> **Data excerpts**:
_ _ _ _ _ _ _

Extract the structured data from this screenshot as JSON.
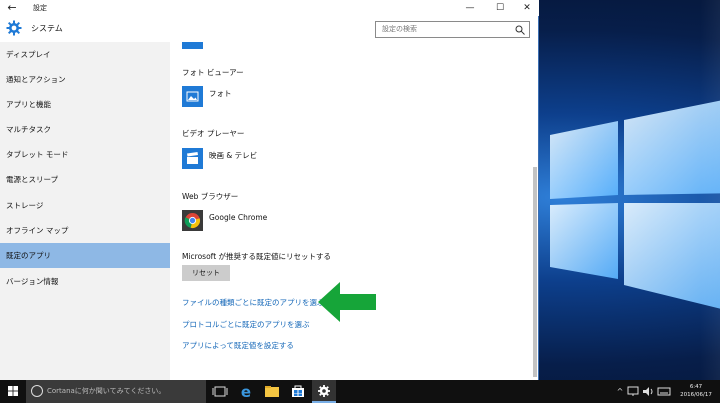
{
  "window": {
    "title": "設定",
    "back_icon": "←",
    "minimize_icon": "—",
    "maximize_icon": "☐",
    "close_icon": "✕"
  },
  "header": {
    "title": "システム",
    "search_placeholder": "設定の検索"
  },
  "sidebar": {
    "items": [
      {
        "label": "ディスプレイ"
      },
      {
        "label": "通知とアクション"
      },
      {
        "label": "アプリと機能"
      },
      {
        "label": "マルチタスク"
      },
      {
        "label": "タブレット モード"
      },
      {
        "label": "電源とスリープ"
      },
      {
        "label": "ストレージ"
      },
      {
        "label": "オフライン マップ"
      },
      {
        "label": "既定のアプリ",
        "active": true
      },
      {
        "label": "バージョン情報"
      }
    ]
  },
  "main": {
    "photo_viewer": {
      "label": "フォト ビューアー",
      "app": "フォト"
    },
    "video_player": {
      "label": "ビデオ プレーヤー",
      "app": "映画 & テレビ"
    },
    "web_browser": {
      "label": "Web ブラウザー",
      "app": "Google Chrome"
    },
    "reset_label": "Microsoft が推奨する既定値にリセットする",
    "reset_button": "リセット",
    "links": [
      "ファイルの種類ごとに既定のアプリを選ぶ",
      "プロトコルごとに既定のアプリを選ぶ",
      "アプリによって既定値を設定する"
    ]
  },
  "taskbar": {
    "cortana_placeholder": "Cortanaに何か聞いてみてください。",
    "time": "6:47",
    "date": "2016/06/17"
  },
  "colors": {
    "accent": "#1f7ad6",
    "link": "#1467b8",
    "active_nav": "#8eb8e5",
    "annotation_arrow": "#16a539"
  }
}
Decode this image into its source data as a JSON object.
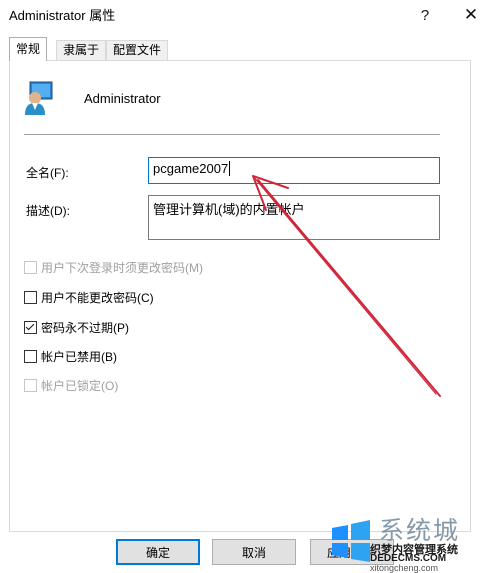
{
  "window": {
    "title": "Administrator 属性",
    "help_label": "?",
    "close_label": "✕"
  },
  "tabs": [
    {
      "label": "常规",
      "active": true
    },
    {
      "label": "隶属于",
      "active": false
    },
    {
      "label": "配置文件",
      "active": false
    }
  ],
  "general": {
    "user_icon": "user-icon",
    "user_name": "Administrator",
    "full_name_label": "全名(F):",
    "full_name_value": "pcgame2007",
    "description_label": "描述(D):",
    "description_value": "管理计算机(域)的内置帐户"
  },
  "options": [
    {
      "label": "用户下次登录时须更改密码(M)",
      "checked": false,
      "disabled": true
    },
    {
      "label": "用户不能更改密码(C)",
      "checked": false,
      "disabled": false
    },
    {
      "label": "密码永不过期(P)",
      "checked": true,
      "disabled": false
    },
    {
      "label": "帐户已禁用(B)",
      "checked": false,
      "disabled": false
    },
    {
      "label": "帐户已锁定(O)",
      "checked": false,
      "disabled": true
    }
  ],
  "buttons": {
    "ok": "确定",
    "cancel": "取消",
    "apply": "应用"
  },
  "annotation": {
    "arrow_color": "#d0263a"
  },
  "watermark": {
    "title": "系统城",
    "line1": "织梦内容管理系统",
    "line2": "DEDECMS.COM",
    "url": "xitongcheng.com"
  }
}
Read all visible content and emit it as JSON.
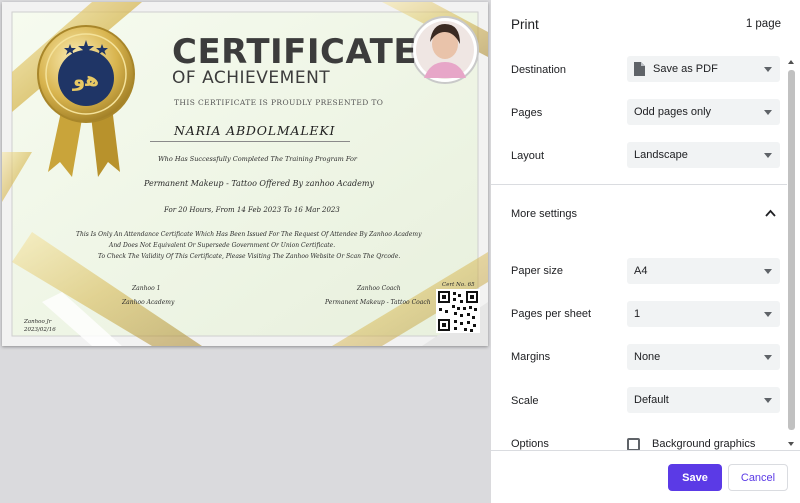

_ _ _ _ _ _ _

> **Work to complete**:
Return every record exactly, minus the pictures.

> **Result for this task**:
Extract the structured data from this screenshot as JSON.
{
  "window": {
    "title": "設定",
    "back_icon": "←",
    "minimize_icon": "—",
    "maximize_icon": "☐",
    "close_icon": "✕"
  },
  "header": {
    "title": "システム",
    "search_placeholder": "設定の検索"
  },
  "sidebar": {
    "items": [
      {
        "label": "ディスプレイ"
      },
      {
        "label": "通知とアクション"
      },
      {
        "label": "アプリと機能"
      },
      {
        "label": "マルチタスク"
      },
      {
        "label": "タブレット モード"
      },
      {
        "label": "電源とスリープ"
      },
      {
        "label": "ストレージ"
      },
      {
        "label": "オフライン マップ"
      },
      {
        "label": "既定のアプリ",
        "active": true
      },
      {
        "label": "バージョン情報"
      }
    ]
  },
  "main": {
    "photo_viewer": {
      "label": "フォト ビューアー",
      "app": "フォト"
    },
    "video_player": {
      "label": "ビデオ プレーヤー",
      "app": "映画 & テレビ"
    },
    "web_browser": {
      "label": "Web ブラウザー",
      "app": "Google Chrome"
    },
    "reset_label": "Microsoft が推奨する既定値にリセットする",
    "reset_button": "リセット",
    "links": [
      "ファイルの種類ごとに既定のアプリを選ぶ",
      "プロトコルごとに既定のアプリを選ぶ",
      "アプリによって既定値を設定する"
    ]
  },
  "taskbar": {
    "cortana_placeholder": "Cortanaに何か聞いてみてください。",
    "time": "6:47",
    "date": "2016/06/17"
  },
  "colors": {
    "accent": "#1f7ad6",
    "link": "#1467b8",
    "active_nav": "#8eb8e5",
    "annotation_arrow": "#16a539"
  }
}
Decode this image into its source data as a JSON object.
{
  "window": {
    "title": "Administrator 属性",
    "help_label": "?",
    "close_label": "✕"
  },
  "tabs": [
    {
      "label": "常规",
      "active": true
    },
    {
      "label": "隶属于",
      "active": false
    },
    {
      "label": "配置文件",
      "active": false
    }
  ],
  "general": {
    "user_icon": "user-icon",
    "user_name": "Administrator",
    "full_name_label": "全名(F):",
    "full_name_value": "pcgame2007",
    "description_label": "描述(D):",
    "description_value": "管理计算机(域)的内置帐户"
  },
  "options": [
    {
      "label": "用户下次登录时须更改密码(M)",
      "checked": false,
      "disabled": true
    },
    {
      "label": "用户不能更改密码(C)",
      "checked": false,
      "disabled": false
    },
    {
      "label": "密码永不过期(P)",
      "checked": true,
      "disabled": false
    },
    {
      "label": "帐户已禁用(B)",
      "checked": false,
      "disabled": false
    },
    {
      "label": "帐户已锁定(O)",
      "checked": false,
      "disabled": true
    }
  ],
  "buttons": {
    "ok": "确定",
    "cancel": "取消",
    "apply": "应用"
  },
  "annotation": {
    "arrow_color": "#d0263a"
  },
  "watermark": {
    "title": "系统城",
    "line1": "织梦内容管理系统",
    "line2": "DEDECMS.COM",
    "url": "xitongcheng.com"
  }
}
Read all visible content and emit it as JSON.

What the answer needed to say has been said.